What happens if we do strike? Will we end up killing civilians? Will we end up being seen as supporting the rebels in an ugly civil war? Will we be unjustly acting alone as the international police? What happens if we don’t act? Will we be seen as making empty threats? Will we be allowing a human atrocity to happen without intervention? Will we go down in history as not having the strength to step up when political hand-tying in the U.N. Security Council prevented collective international action?

And those are just the simplest questions. As in any war situation, the whole thing is an enormous quagmire, there’s a lot that we don’t know, no choices are simple, and every action or inaction has the potential for catastrophic consequences. It’s not something we can truly discuss intelligently, because even the people who are in charge of such things aren’t sure what to do. It’s the ugliness of war at its finest.

In other words, it’s not exactly five-minute Facebook status fodder.

I mean, at least I know how to talk to my kids about something like Miley Cyrus. I tried to explain what’s going on in Syria to our 13-year-old today, and holy crap is it convoluted. I’m a reasonably smart gal, but I can’t get my head wrapped around the whole thing.

So I think we should give everyone a little space here, even to discuss something as seemingly banal as a music awards performance. The talking points have really not been as bad as they could have been. In fact, I’ve actually appreciated some of the intelligent cultural discussions that have resulted from a decidedly unintelligent cultural story.

Does that mean it should it trump Syria in the headlines? Absolutely not. But I wouldn’t expect Syria to dominate people’s Facebook feeds, either. Syria isn’t just heavier to discuss, it’s much, much harder. And it should be. Figuring out what justice and right decisions look like in the midst of war is practically impossible, and trying to figure those things out from the vantage point of the average Joe is arguably pointless.

So I think that’s what’s going on for many people when it comes to Cyrus-vs-Syria. It’s not that people don’t care about Syria. It’s that they honestly don’t know what to say about it. And quite frankly, I’d rather not hear people throwing out simplified opinions about such a complex situation.  

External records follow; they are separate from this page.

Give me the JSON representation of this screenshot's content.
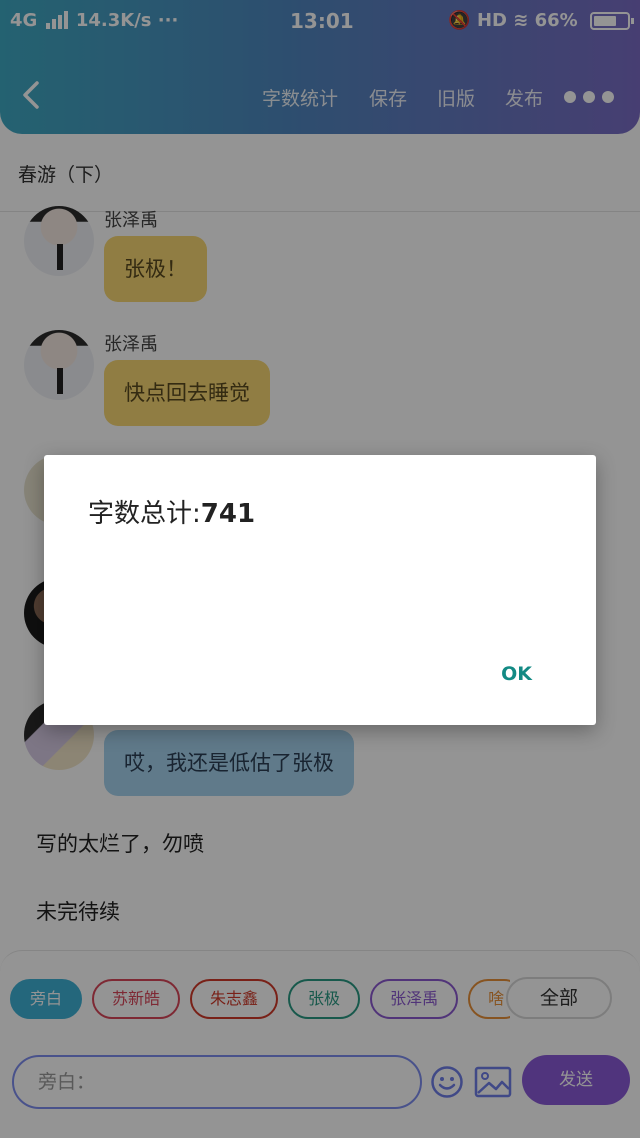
{
  "status_bar": {
    "network": "4G",
    "speed": "14.3K/s ···",
    "time": "13:01",
    "right": "HD",
    "battery": "66%"
  },
  "navbar": {
    "back": "‹",
    "items": [
      "字数统计",
      "保存",
      "旧版",
      "发布"
    ]
  },
  "doc_title": "春游（下）",
  "messages": [
    {
      "speaker": "张泽禹",
      "text": "张极！",
      "color": "#f8d874"
    },
    {
      "speaker": "张泽禹",
      "text": "快点回去睡觉",
      "color": "#f8d874"
    },
    {
      "speaker": "",
      "text": "哎，我还是低估了张极",
      "color": "#a5d3ee"
    }
  ],
  "narrations": [
    "写的太烂了，勿喷",
    "未完待续"
  ],
  "chips": [
    {
      "label": "旁白",
      "color": "#3fb1d6",
      "active": true
    },
    {
      "label": "苏新皓",
      "color": "#d9475b"
    },
    {
      "label": "朱志鑫",
      "color": "#d03a2a"
    },
    {
      "label": "张极",
      "color": "#2a9a84"
    },
    {
      "label": "张泽禹",
      "color": "#8c5ad0"
    },
    {
      "label": "啥",
      "color": "#e8913a"
    }
  ],
  "all_button": "全部",
  "input_placeholder": "旁白：",
  "send_button": "发送",
  "dialog": {
    "label": "字数总计:",
    "count": "741",
    "ok": "OK"
  }
}
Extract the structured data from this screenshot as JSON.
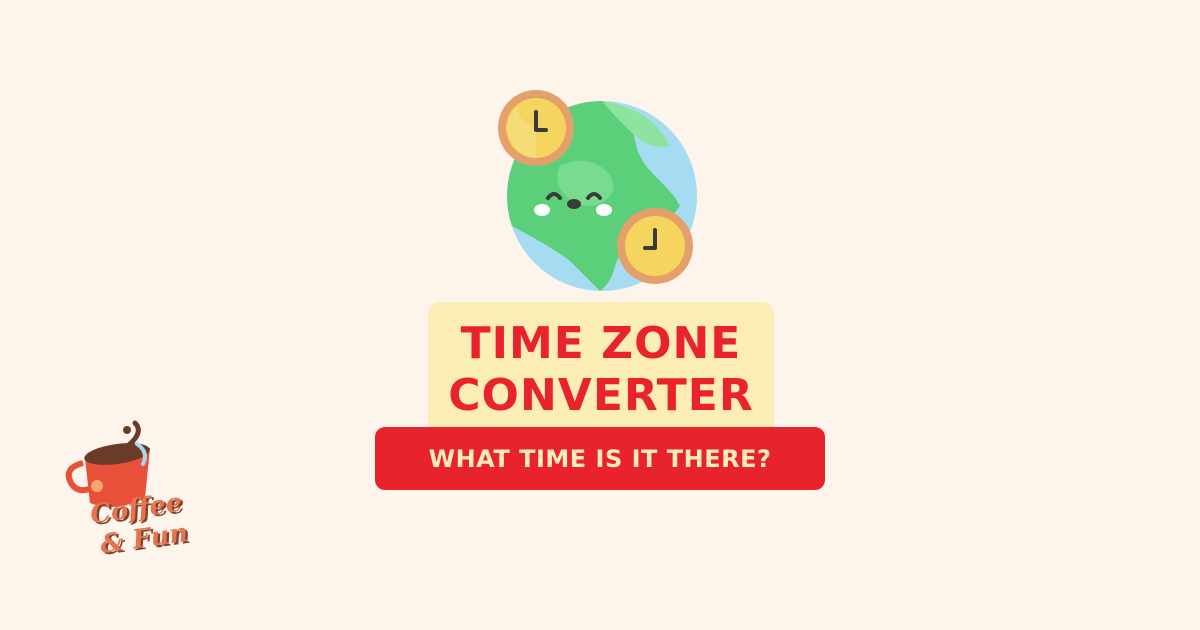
{
  "title": {
    "line1": "TIME ZONE",
    "line2": "CONVERTER"
  },
  "subtitle": "WHAT TIME IS IT THERE?",
  "logo": {
    "line1": "Coffee",
    "line2": "& Fun"
  },
  "colors": {
    "background": "#fdf4ec",
    "accent_red": "#e8232c",
    "title_bg": "#fcecb5",
    "globe_green": "#5bcf7a",
    "globe_blue": "#a6dcf2",
    "clock_gold": "#f5d55e",
    "clock_rim": "#e3a06a"
  },
  "icons": [
    "globe-icon",
    "clock-icon",
    "coffee-cup-logo"
  ]
}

I’d never say that a Miley Cyrus performance offers as many talking points as a war in Syria, but it seems more productive to discuss things that we have somewhat simpler answers for and that we do have some control over (such as how we handle exposing our children to media or how we teach them about the rampant oversexualization in our culture) than those that we don’t.

Not an excuse for Miley Cyrus to overshadow Syria, just an explanation. Does that make sense?

 If you enjoyed this post, please pass it along. You can follow Motherhood and More on Facebook, Twitter, Pinterest, and Instagram.

Annie writes about life, motherhood, world issues, beautiful places, and anything else that tickles her brain. On good days, she enjoys juggling life with her husband and homeschooling her children. On bad days, she binges on chocolate chips and dreams of traveling the world alone.

Comments 3

  1. Anonymous

    This topic (Syria) has been on my mind probably because I am also having a hard time with the decisions regarding invasion vs. human abuse. I certainly feel for the people of Syria. I cannot imagine being so uprooted and helpless. I think our empathy for the Syrians is a good thing. Expecting our government to step in to display our empathy is not a good thing. People want governments to work out peaceful solutions, there is always a good way. I don’t want my government to be so inflexible that they cannot change direction for the betterment of the human race because it may look bad or (heaven forbid) someones’ open mouth wrote a check that this countrys’ citizens don’t want to cash. Why can’t we take a stance of intelligence and compassion? Because they might think we are chicken or liars or what? Threats, weapons, mistrust, deceit all are hand in hand in a downward spiral. War does not make PEACE.

  2. Sarah Miller

    Thanks for the post Annie! Got me thinking so I looked up: humans have on average 700,000 thoughts per day, a different ping in their brain every 1.2 seconds. We think about a lot of stuff. And I liked the part about giving people space. Discussion of cultural and moral topics is always good, paves the way for common ground in discussing larger issues- like world peace.

Leave a Reply

Your email address will not be published. Required fields are marked *